=== Dataset records ===
+===+
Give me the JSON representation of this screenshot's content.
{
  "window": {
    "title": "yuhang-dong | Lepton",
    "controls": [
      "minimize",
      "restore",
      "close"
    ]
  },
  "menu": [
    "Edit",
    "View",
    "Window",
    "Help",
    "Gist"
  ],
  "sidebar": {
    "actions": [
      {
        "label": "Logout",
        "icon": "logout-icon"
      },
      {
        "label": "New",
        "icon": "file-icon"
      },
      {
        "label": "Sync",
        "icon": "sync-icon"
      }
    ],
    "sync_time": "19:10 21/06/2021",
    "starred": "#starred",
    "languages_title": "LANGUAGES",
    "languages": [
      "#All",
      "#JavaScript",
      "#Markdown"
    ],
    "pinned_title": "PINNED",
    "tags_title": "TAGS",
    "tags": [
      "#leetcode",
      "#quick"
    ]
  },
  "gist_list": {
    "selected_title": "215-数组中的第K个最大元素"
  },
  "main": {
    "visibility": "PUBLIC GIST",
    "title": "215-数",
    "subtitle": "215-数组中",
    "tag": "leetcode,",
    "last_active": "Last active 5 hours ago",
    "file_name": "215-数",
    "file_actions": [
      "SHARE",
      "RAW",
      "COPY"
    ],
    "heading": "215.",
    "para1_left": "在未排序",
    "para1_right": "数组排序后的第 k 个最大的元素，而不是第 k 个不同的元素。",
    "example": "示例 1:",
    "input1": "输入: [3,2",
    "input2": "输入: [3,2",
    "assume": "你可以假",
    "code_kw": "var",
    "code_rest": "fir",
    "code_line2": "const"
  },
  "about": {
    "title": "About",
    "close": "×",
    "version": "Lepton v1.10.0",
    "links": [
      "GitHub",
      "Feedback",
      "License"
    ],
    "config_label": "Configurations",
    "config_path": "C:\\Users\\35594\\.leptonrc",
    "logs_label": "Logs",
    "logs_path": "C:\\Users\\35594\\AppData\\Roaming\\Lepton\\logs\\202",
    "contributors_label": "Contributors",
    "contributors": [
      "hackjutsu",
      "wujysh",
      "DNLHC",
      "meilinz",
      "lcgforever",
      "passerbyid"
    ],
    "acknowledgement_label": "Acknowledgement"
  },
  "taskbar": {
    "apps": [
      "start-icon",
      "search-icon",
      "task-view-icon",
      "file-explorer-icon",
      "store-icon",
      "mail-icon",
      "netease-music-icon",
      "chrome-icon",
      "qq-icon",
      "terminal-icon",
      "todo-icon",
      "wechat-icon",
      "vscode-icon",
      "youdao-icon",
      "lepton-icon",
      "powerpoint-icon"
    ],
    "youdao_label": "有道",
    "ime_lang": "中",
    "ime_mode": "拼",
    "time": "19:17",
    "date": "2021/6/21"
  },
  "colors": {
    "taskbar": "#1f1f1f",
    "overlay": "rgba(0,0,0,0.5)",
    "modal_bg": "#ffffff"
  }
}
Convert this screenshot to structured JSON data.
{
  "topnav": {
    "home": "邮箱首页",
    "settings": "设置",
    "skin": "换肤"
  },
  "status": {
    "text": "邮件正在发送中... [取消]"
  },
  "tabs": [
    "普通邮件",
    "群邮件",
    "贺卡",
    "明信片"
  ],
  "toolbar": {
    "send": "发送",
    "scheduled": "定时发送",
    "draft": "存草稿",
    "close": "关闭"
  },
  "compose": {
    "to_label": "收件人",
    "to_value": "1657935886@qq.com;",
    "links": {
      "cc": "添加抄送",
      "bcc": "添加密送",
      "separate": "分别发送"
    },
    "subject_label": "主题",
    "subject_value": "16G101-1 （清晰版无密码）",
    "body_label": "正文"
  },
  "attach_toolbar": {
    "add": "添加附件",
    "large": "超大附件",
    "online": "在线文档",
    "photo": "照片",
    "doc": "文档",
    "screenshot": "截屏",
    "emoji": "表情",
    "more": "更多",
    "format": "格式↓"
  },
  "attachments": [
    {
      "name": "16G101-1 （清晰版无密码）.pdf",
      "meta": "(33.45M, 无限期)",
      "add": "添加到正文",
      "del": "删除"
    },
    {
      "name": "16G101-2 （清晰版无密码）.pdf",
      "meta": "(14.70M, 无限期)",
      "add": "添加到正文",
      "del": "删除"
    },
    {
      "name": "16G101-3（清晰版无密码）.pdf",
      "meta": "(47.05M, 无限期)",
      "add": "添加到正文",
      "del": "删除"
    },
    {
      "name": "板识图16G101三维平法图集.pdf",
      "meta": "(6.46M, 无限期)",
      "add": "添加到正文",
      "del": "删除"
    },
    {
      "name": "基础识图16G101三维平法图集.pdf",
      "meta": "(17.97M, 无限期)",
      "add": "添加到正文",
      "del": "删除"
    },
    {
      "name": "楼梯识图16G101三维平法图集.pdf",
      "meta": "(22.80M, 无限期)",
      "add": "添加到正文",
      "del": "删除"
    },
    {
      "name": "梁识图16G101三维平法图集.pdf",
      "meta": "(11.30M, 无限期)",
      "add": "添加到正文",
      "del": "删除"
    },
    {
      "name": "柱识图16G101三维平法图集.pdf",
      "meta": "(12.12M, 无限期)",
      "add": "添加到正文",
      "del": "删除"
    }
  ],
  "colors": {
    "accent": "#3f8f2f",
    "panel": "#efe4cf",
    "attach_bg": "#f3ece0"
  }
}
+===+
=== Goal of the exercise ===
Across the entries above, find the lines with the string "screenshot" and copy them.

=== Answer for this exercise ===
Give me the JSON representation of this screenshot's content.
Convert this screenshot to structured JSON data.
    "screenshot": "截屏",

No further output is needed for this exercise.